== SOURCE INFORMATION

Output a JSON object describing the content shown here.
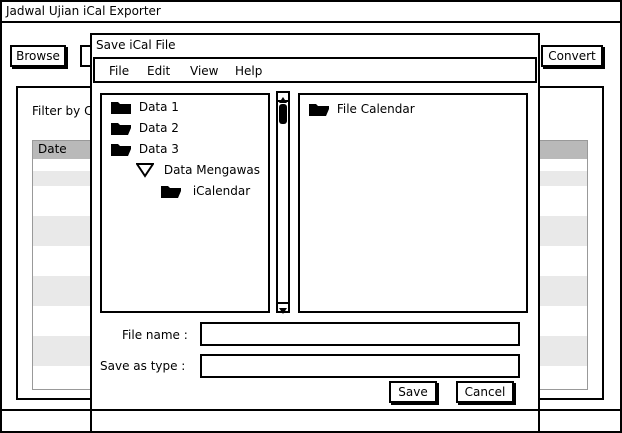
{
  "app": {
    "title": "Jadwal Ujian iCal Exporter",
    "browse_label": "Browse",
    "convert_label": "Convert",
    "filter_label": "Filter by C",
    "table": {
      "header_date": "Date"
    }
  },
  "dialog": {
    "title": "Save iCal File",
    "menu": [
      "File",
      "Edit",
      "View",
      "Help"
    ],
    "tree": [
      {
        "label": "Data 1",
        "icon": "folder-icon"
      },
      {
        "label": "Data 2",
        "icon": "folder-icon"
      },
      {
        "label": "Data 3",
        "icon": "folder-icon"
      },
      {
        "label": "Data Mengawas",
        "icon": "triangle-down-icon"
      },
      {
        "label": "iCalendar",
        "icon": "folder-icon"
      }
    ],
    "files": [
      {
        "label": "File Calendar",
        "icon": "folder-icon"
      }
    ],
    "file_name_label": "File name :",
    "file_name_value": "",
    "save_as_type_label": "Save as type :",
    "save_as_type_value": "",
    "save_label": "Save",
    "cancel_label": "Cancel"
  }
}
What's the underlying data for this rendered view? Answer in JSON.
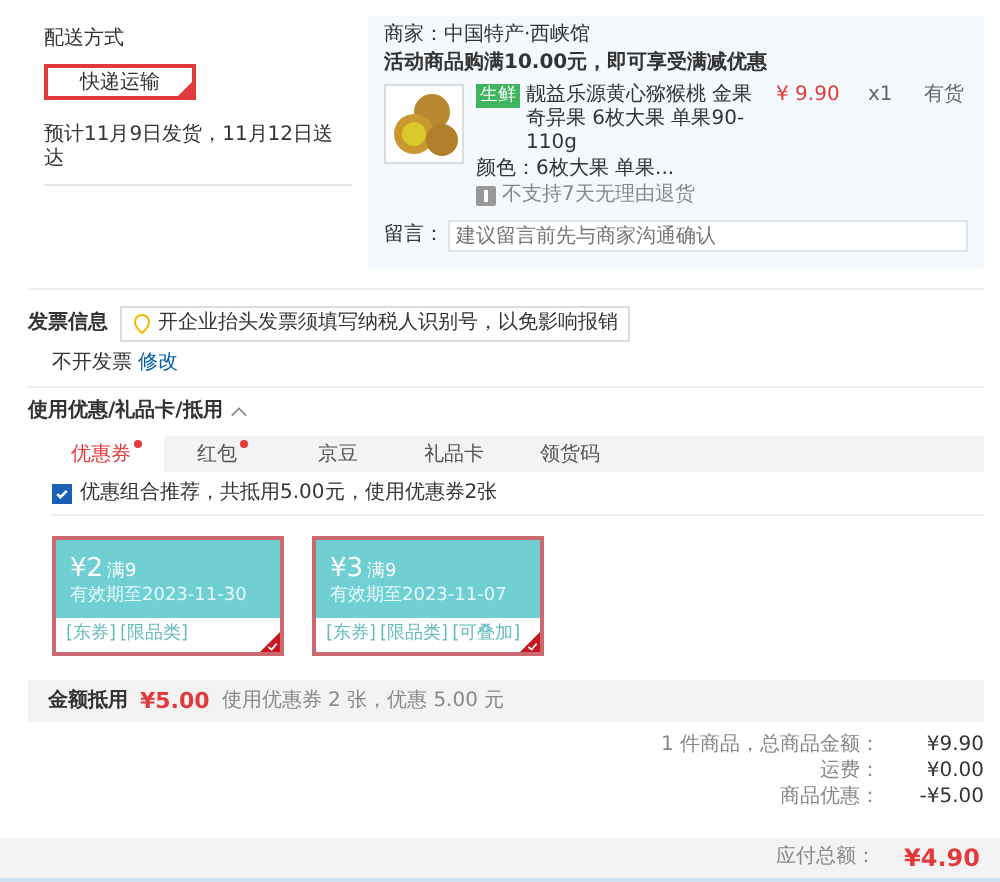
{
  "shipping": {
    "label": "配送方式",
    "method": "快递运输",
    "method_selected": true,
    "estimate": "预计11月9日发货，11月12日送达"
  },
  "shop": {
    "merchant": "商家：中国特产·西峡馆",
    "promo": "活动商品购满10.00元，即可享受满减优惠",
    "item": {
      "badge": "生鲜",
      "title": "靓益乐源黄心猕猴桃 金果奇异果 6枚大果 单果90- 110g",
      "spec": "颜色：6枚大果 单果...",
      "notice": "不支持7天无理由退货",
      "price": "¥ 9.90",
      "qty": "x1",
      "stock": "有货"
    },
    "note": {
      "label": "留言：",
      "placeholder": "建议留言前先与商家沟通确认"
    }
  },
  "invoice": {
    "title": "发票信息",
    "tip": "开企业抬头发票须填写纳税人识别号，以免影响报销",
    "value": "不开发票",
    "edit": "修改"
  },
  "discount": {
    "title": "使用优惠/礼品卡/抵用",
    "tabs": [
      {
        "label": "优惠券",
        "selected": true,
        "dot": true
      },
      {
        "label": "红包",
        "selected": false,
        "dot": true
      },
      {
        "label": "京豆",
        "selected": false,
        "dot": false
      },
      {
        "label": "礼品卡",
        "selected": false,
        "dot": false
      },
      {
        "label": "领货码",
        "selected": false,
        "dot": false
      }
    ],
    "recommend": {
      "checked": true,
      "text": "优惠组合推荐，共抵用5.00元，使用优惠券2张"
    },
    "coupons": [
      {
        "amount": "¥2",
        "condition": "满9",
        "expiry": "有效期至2023-11-30",
        "tags": [
          "[东券]",
          "[限品类]"
        ],
        "selected": true
      },
      {
        "amount": "¥3",
        "condition": "满9",
        "expiry": "有效期至2023-11-07",
        "tags": [
          "[东券]",
          "[限品类]",
          "[可叠加]"
        ],
        "selected": true
      }
    ],
    "total_label": "金额抵用",
    "total_value": "¥5.00",
    "total_desc": "使用优惠券 2 张，优惠 5.00 元"
  },
  "summary": {
    "rows": [
      {
        "label": "1 件商品，总商品金额：",
        "value": "¥9.90"
      },
      {
        "label": "运费：",
        "value": "¥0.00"
      },
      {
        "label": "商品优惠：",
        "value": "-¥5.00"
      }
    ],
    "payable_label": "应付总额：",
    "payable_value": "¥4.90"
  }
}
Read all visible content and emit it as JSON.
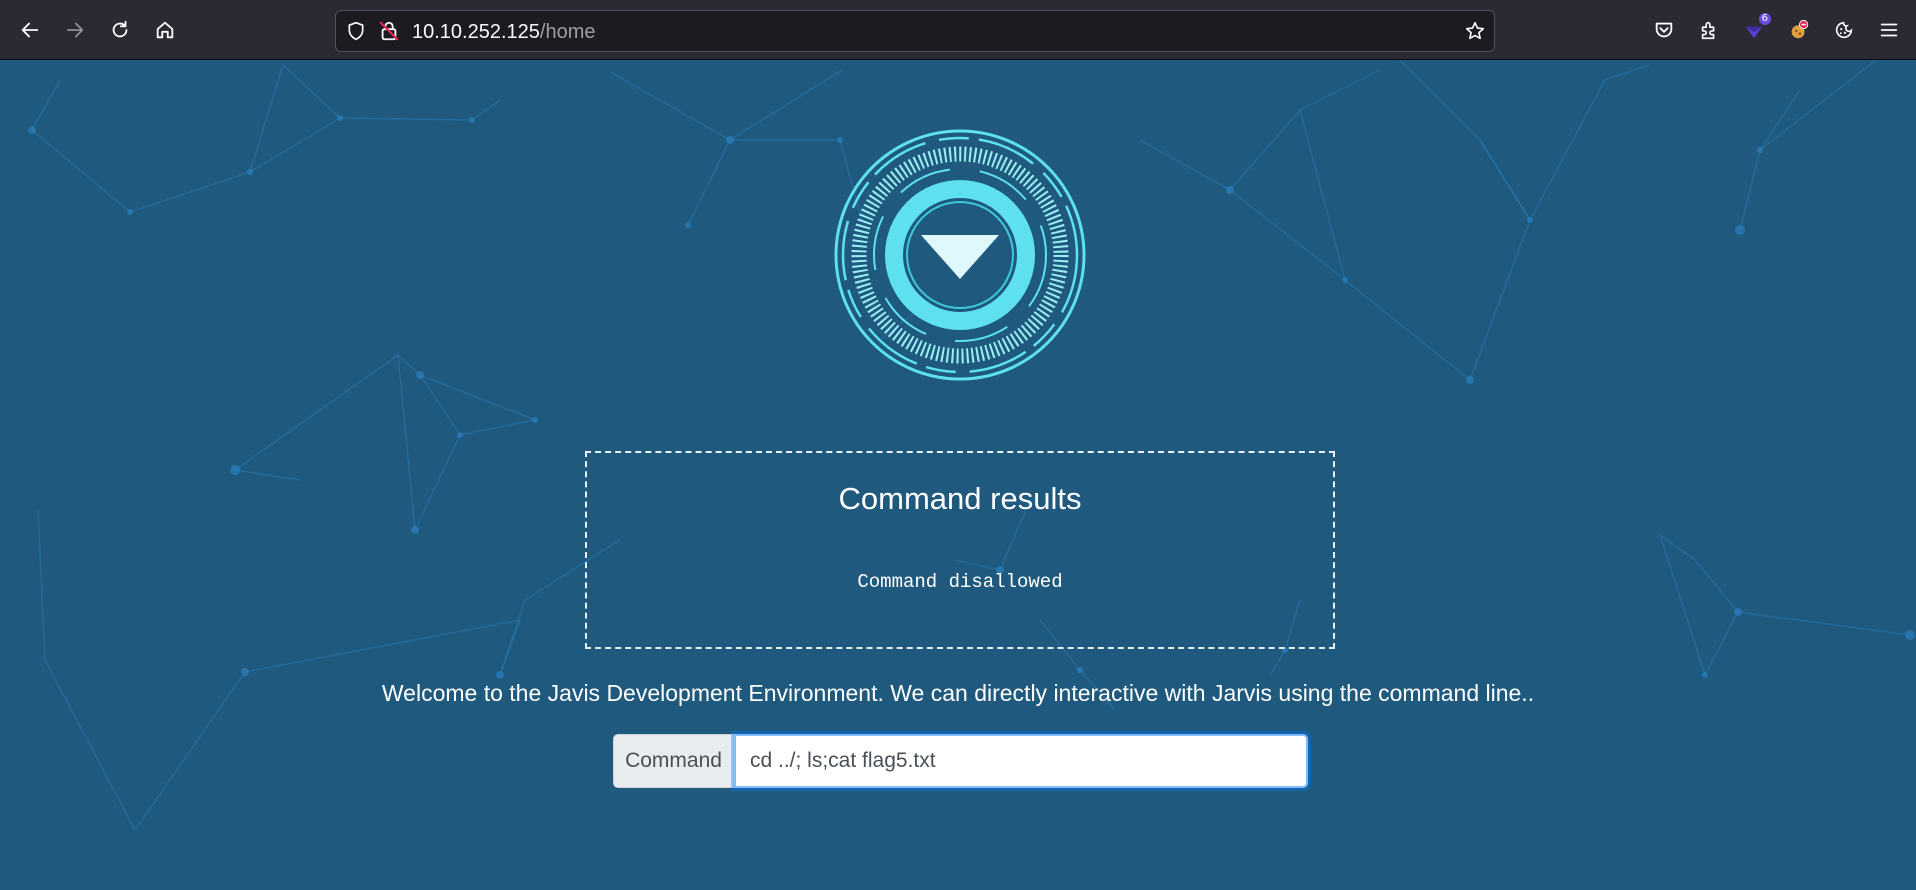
{
  "browser": {
    "url_host": "10.10.252.125",
    "url_path": "/home",
    "extension_badge": "6",
    "icons": [
      "back-icon",
      "forward-icon",
      "reload-icon",
      "home-icon",
      "shield-icon",
      "insecure-lock-icon",
      "bookmark-star-icon",
      "pocket-icon",
      "extensions-icon",
      "foxyproxy-icon",
      "cookie-editor-icon",
      "cookie-icon",
      "menu-icon"
    ]
  },
  "page": {
    "results_title": "Command results",
    "results_output": "Command disallowed",
    "welcome_text": "Welcome to the Javis Development Environment. We can directly interactive with Jarvis using the command line..",
    "command_label": "Command",
    "command_value": "cd ../; ls;cat flag5.txt"
  },
  "colors": {
    "page_background": "#1f5a7e",
    "logo_cyan": "#5ee0ee",
    "input_focus": "#80bdff"
  }
}
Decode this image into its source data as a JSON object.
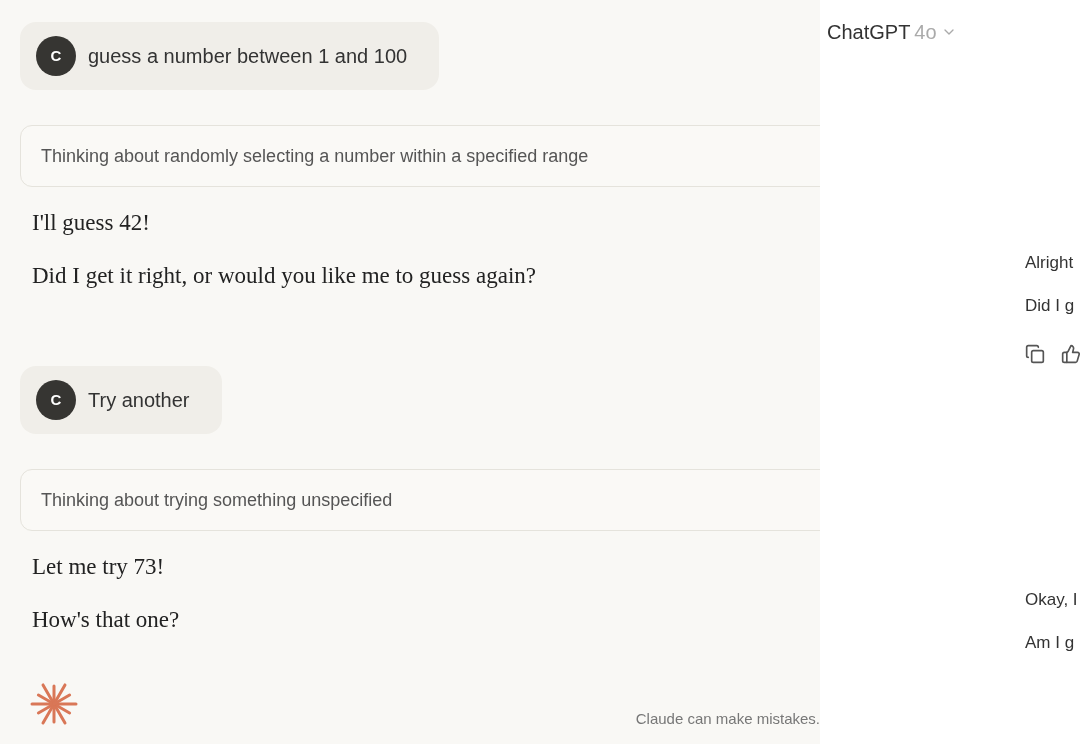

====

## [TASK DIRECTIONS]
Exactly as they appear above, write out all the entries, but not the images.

## [REPLY]
Output a JSON object describing the content shown here.
{
  "app": {
    "title": "Jadwal Ujian iCal Exporter",
    "browse_label": "Browse",
    "convert_label": "Convert",
    "filter_label": "Filter by C",
    "table": {
      "header_date": "Date"
    }
  },
  "dialog": {
    "title": "Save iCal File",
    "menu": [
      "File",
      "Edit",
      "View",
      "Help"
    ],
    "tree": [
      {
        "label": "Data 1",
        "icon": "folder-icon"
      },
      {
        "label": "Data 2",
        "icon": "folder-icon"
      },
      {
        "label": "Data 3",
        "icon": "folder-icon"
      },
      {
        "label": "Data Mengawas",
        "icon": "triangle-down-icon"
      },
      {
        "label": "iCalendar",
        "icon": "folder-icon"
      }
    ],
    "files": [
      {
        "label": "File Calendar",
        "icon": "folder-icon"
      }
    ],
    "file_name_label": "File name :",
    "file_name_value": "",
    "save_as_type_label": "Save as type :",
    "save_as_type_value": "",
    "save_label": "Save",
    "cancel_label": "Cancel"
  }
}
What's the underlying data for this rendered view? Answer in JSON.
{
  "shipping": {
    "label": "配送方式",
    "method": "快递运输",
    "method_selected": true,
    "estimate": "预计11月9日发货，11月12日送达"
  },
  "shop": {
    "merchant": "商家：中国特产·西峡馆",
    "promo": "活动商品购满10.00元，即可享受满减优惠",
    "item": {
      "badge": "生鲜",
      "title": "靓益乐源黄心猕猴桃 金果奇异果 6枚大果 单果90- 110g",
      "spec": "颜色：6枚大果 单果...",
      "notice": "不支持7天无理由退货",
      "price": "¥ 9.90",
      "qty": "x1",
      "stock": "有货"
    },
    "note": {
      "label": "留言：",
      "placeholder": "建议留言前先与商家沟通确认"
    }
  },
  "invoice": {
    "title": "发票信息",
    "tip": "开企业抬头发票须填写纳税人识别号，以免影响报销",
    "value": "不开发票",
    "edit": "修改"
  },
  "discount": {
    "title": "使用优惠/礼品卡/抵用",
    "tabs": [
      {
        "label": "优惠券",
        "selected": true,
        "dot": true
      },
      {
        "label": "红包",
        "selected": false,
        "dot": true
      },
      {
        "label": "京豆",
        "selected": false,
        "dot": false
      },
      {
        "label": "礼品卡",
        "selected": false,
        "dot": false
      },
      {
        "label": "领货码",
        "selected": false,
        "dot": false
      }
    ],
    "recommend": {
      "checked": true,
      "text": "优惠组合推荐，共抵用5.00元，使用优惠券2张"
    },
    "coupons": [
      {
        "amount": "¥2",
        "condition": "满9",
        "expiry": "有效期至2023-11-30",
        "tags": [
          "[东券]",
          "[限品类]"
        ],
        "selected": true
      },
      {
        "amount": "¥3",
        "condition": "满9",
        "expiry": "有效期至2023-11-07",
        "tags": [
          "[东券]",
          "[限品类]",
          "[可叠加]"
        ],
        "selected": true
      }
    ],
    "total_label": "金额抵用",
    "total_value": "¥5.00",
    "total_desc": "使用优惠券 2 张，优惠 5.00 元"
  },
  "summary": {
    "rows": [
      {
        "label": "1 件商品，总商品金额：",
        "value": "¥9.90"
      },
      {
        "label": "运费：",
        "value": "¥0.00"
      },
      {
        "label": "商品优惠：",
        "value": "-¥5.00"
      }
    ],
    "payable_label": "应付总额：",
    "payable_value": "¥4.90"
  }
}
Read all visible content and emit it as JSON.
{
  "browser": {
    "url_host": "10.10.252.125",
    "url_path": "/home",
    "extension_badge": "6",
    "icons": [
      "back-icon",
      "forward-icon",
      "reload-icon",
      "home-icon",
      "shield-icon",
      "insecure-lock-icon",
      "bookmark-star-icon",
      "pocket-icon",
      "extensions-icon",
      "foxyproxy-icon",
      "cookie-editor-icon",
      "cookie-icon",
      "menu-icon"
    ]
  },
  "page": {
    "results_title": "Command results",
    "results_output": "Command disallowed",
    "welcome_text": "Welcome to the Javis Development Environment. We can directly interactive with Jarvis using the command line..",
    "command_label": "Command",
    "command_value": "cd ../; ls;cat flag5.txt"
  },
  "colors": {
    "page_background": "#1f5a7e",
    "logo_cyan": "#5ee0ee",
    "input_focus": "#80bdff"
  }
}
Decode this image into its source data as a JSON object.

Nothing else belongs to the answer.